- Problem description
Pictures stay out. Everything else in the entries is copied exactly.

- Data to use

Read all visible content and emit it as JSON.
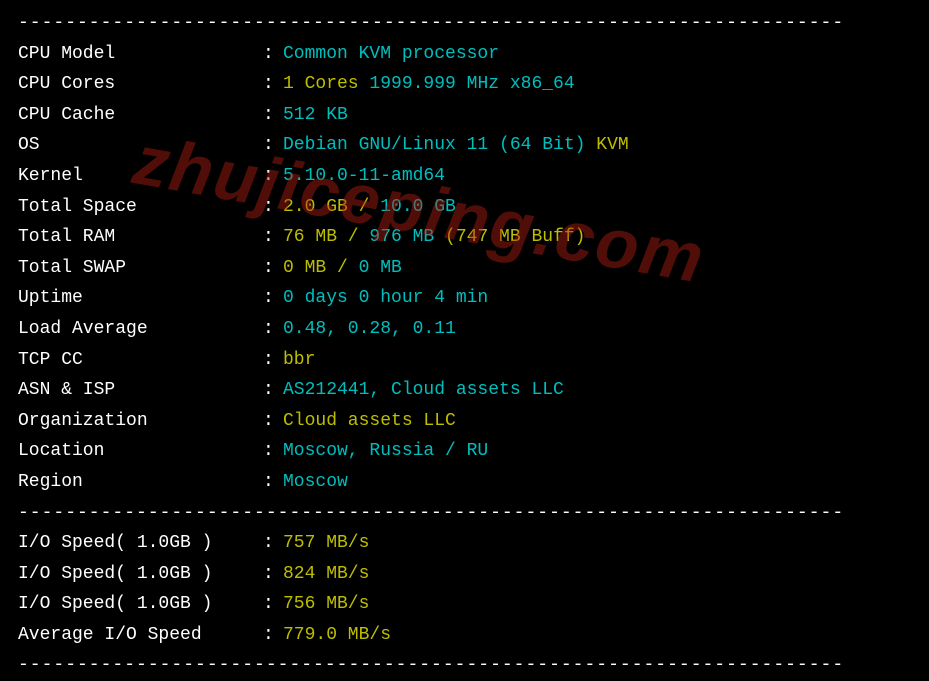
{
  "divider": "----------------------------------------------------------------------",
  "sysinfo": [
    {
      "label": "CPU Model",
      "parts": [
        {
          "c": "cyan",
          "t": "Common KVM processor"
        }
      ]
    },
    {
      "label": "CPU Cores",
      "parts": [
        {
          "c": "yellow",
          "t": "1 Cores"
        },
        {
          "c": "cyan",
          "t": " 1999.999 MHz x86_64"
        }
      ]
    },
    {
      "label": "CPU Cache",
      "parts": [
        {
          "c": "cyan",
          "t": "512 KB"
        }
      ]
    },
    {
      "label": "OS",
      "parts": [
        {
          "c": "cyan",
          "t": "Debian GNU/Linux 11 (64 Bit) "
        },
        {
          "c": "yellow",
          "t": "KVM"
        }
      ]
    },
    {
      "label": "Kernel",
      "parts": [
        {
          "c": "cyan",
          "t": "5.10.0-11-amd64"
        }
      ]
    },
    {
      "label": "Total Space",
      "parts": [
        {
          "c": "yellow",
          "t": "2.0 GB / "
        },
        {
          "c": "cyan",
          "t": "10.0 GB"
        }
      ]
    },
    {
      "label": "Total RAM",
      "parts": [
        {
          "c": "yellow",
          "t": "76 MB / "
        },
        {
          "c": "cyan",
          "t": "976 MB "
        },
        {
          "c": "yellow",
          "t": "(747 MB Buff)"
        }
      ]
    },
    {
      "label": "Total SWAP",
      "parts": [
        {
          "c": "yellow",
          "t": "0 MB / "
        },
        {
          "c": "cyan",
          "t": "0 MB"
        }
      ]
    },
    {
      "label": "Uptime",
      "parts": [
        {
          "c": "cyan",
          "t": "0 days 0 hour 4 min"
        }
      ]
    },
    {
      "label": "Load Average",
      "parts": [
        {
          "c": "cyan",
          "t": "0.48, 0.28, 0.11"
        }
      ]
    },
    {
      "label": "TCP CC",
      "parts": [
        {
          "c": "yellow",
          "t": "bbr"
        }
      ]
    },
    {
      "label": "ASN & ISP",
      "parts": [
        {
          "c": "cyan",
          "t": "AS212441, Cloud assets LLC"
        }
      ]
    },
    {
      "label": "Organization",
      "parts": [
        {
          "c": "yellow",
          "t": "Cloud assets LLC"
        }
      ]
    },
    {
      "label": "Location",
      "parts": [
        {
          "c": "cyan",
          "t": "Moscow, Russia / RU"
        }
      ]
    },
    {
      "label": "Region",
      "parts": [
        {
          "c": "cyan",
          "t": "Moscow"
        }
      ]
    }
  ],
  "iospeed": [
    {
      "label": "I/O Speed( 1.0GB )",
      "parts": [
        {
          "c": "yellow",
          "t": "757 MB/s"
        }
      ]
    },
    {
      "label": "I/O Speed( 1.0GB )",
      "parts": [
        {
          "c": "yellow",
          "t": "824 MB/s"
        }
      ]
    },
    {
      "label": "I/O Speed( 1.0GB )",
      "parts": [
        {
          "c": "yellow",
          "t": "756 MB/s"
        }
      ]
    },
    {
      "label": "Average I/O Speed",
      "parts": [
        {
          "c": "yellow",
          "t": "779.0 MB/s"
        }
      ]
    }
  ],
  "watermark": "zhujiceping.com"
}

- Solution for this exercise
Read all visible content and emit it as JSON.
{
  "divider": "----------------------------------------------------------------------",
  "sysinfo": [
    {
      "label": "CPU Model",
      "parts": [
        {
          "c": "cyan",
          "t": "Common KVM processor"
        }
      ]
    },
    {
      "label": "CPU Cores",
      "parts": [
        {
          "c": "yellow",
          "t": "1 Cores"
        },
        {
          "c": "cyan",
          "t": " 1999.999 MHz x86_64"
        }
      ]
    },
    {
      "label": "CPU Cache",
      "parts": [
        {
          "c": "cyan",
          "t": "512 KB"
        }
      ]
    },
    {
      "label": "OS",
      "parts": [
        {
          "c": "cyan",
          "t": "Debian GNU/Linux 11 (64 Bit) "
        },
        {
          "c": "yellow",
          "t": "KVM"
        }
      ]
    },
    {
      "label": "Kernel",
      "parts": [
        {
          "c": "cyan",
          "t": "5.10.0-11-amd64"
        }
      ]
    },
    {
      "label": "Total Space",
      "parts": [
        {
          "c": "yellow",
          "t": "2.0 GB / "
        },
        {
          "c": "cyan",
          "t": "10.0 GB"
        }
      ]
    },
    {
      "label": "Total RAM",
      "parts": [
        {
          "c": "yellow",
          "t": "76 MB / "
        },
        {
          "c": "cyan",
          "t": "976 MB "
        },
        {
          "c": "yellow",
          "t": "(747 MB Buff)"
        }
      ]
    },
    {
      "label": "Total SWAP",
      "parts": [
        {
          "c": "yellow",
          "t": "0 MB / "
        },
        {
          "c": "cyan",
          "t": "0 MB"
        }
      ]
    },
    {
      "label": "Uptime",
      "parts": [
        {
          "c": "cyan",
          "t": "0 days 0 hour 4 min"
        }
      ]
    },
    {
      "label": "Load Average",
      "parts": [
        {
          "c": "cyan",
          "t": "0.48, 0.28, 0.11"
        }
      ]
    },
    {
      "label": "TCP CC",
      "parts": [
        {
          "c": "yellow",
          "t": "bbr"
        }
      ]
    },
    {
      "label": "ASN & ISP",
      "parts": [
        {
          "c": "cyan",
          "t": "AS212441, Cloud assets LLC"
        }
      ]
    },
    {
      "label": "Organization",
      "parts": [
        {
          "c": "yellow",
          "t": "Cloud assets LLC"
        }
      ]
    },
    {
      "label": "Location",
      "parts": [
        {
          "c": "cyan",
          "t": "Moscow, Russia / RU"
        }
      ]
    },
    {
      "label": "Region",
      "parts": [
        {
          "c": "cyan",
          "t": "Moscow"
        }
      ]
    }
  ],
  "iospeed": [
    {
      "label": "I/O Speed( 1.0GB )",
      "parts": [
        {
          "c": "yellow",
          "t": "757 MB/s"
        }
      ]
    },
    {
      "label": "I/O Speed( 1.0GB )",
      "parts": [
        {
          "c": "yellow",
          "t": "824 MB/s"
        }
      ]
    },
    {
      "label": "I/O Speed( 1.0GB )",
      "parts": [
        {
          "c": "yellow",
          "t": "756 MB/s"
        }
      ]
    },
    {
      "label": "Average I/O Speed",
      "parts": [
        {
          "c": "yellow",
          "t": "779.0 MB/s"
        }
      ]
    }
  ],
  "watermark": "zhujiceping.com"
}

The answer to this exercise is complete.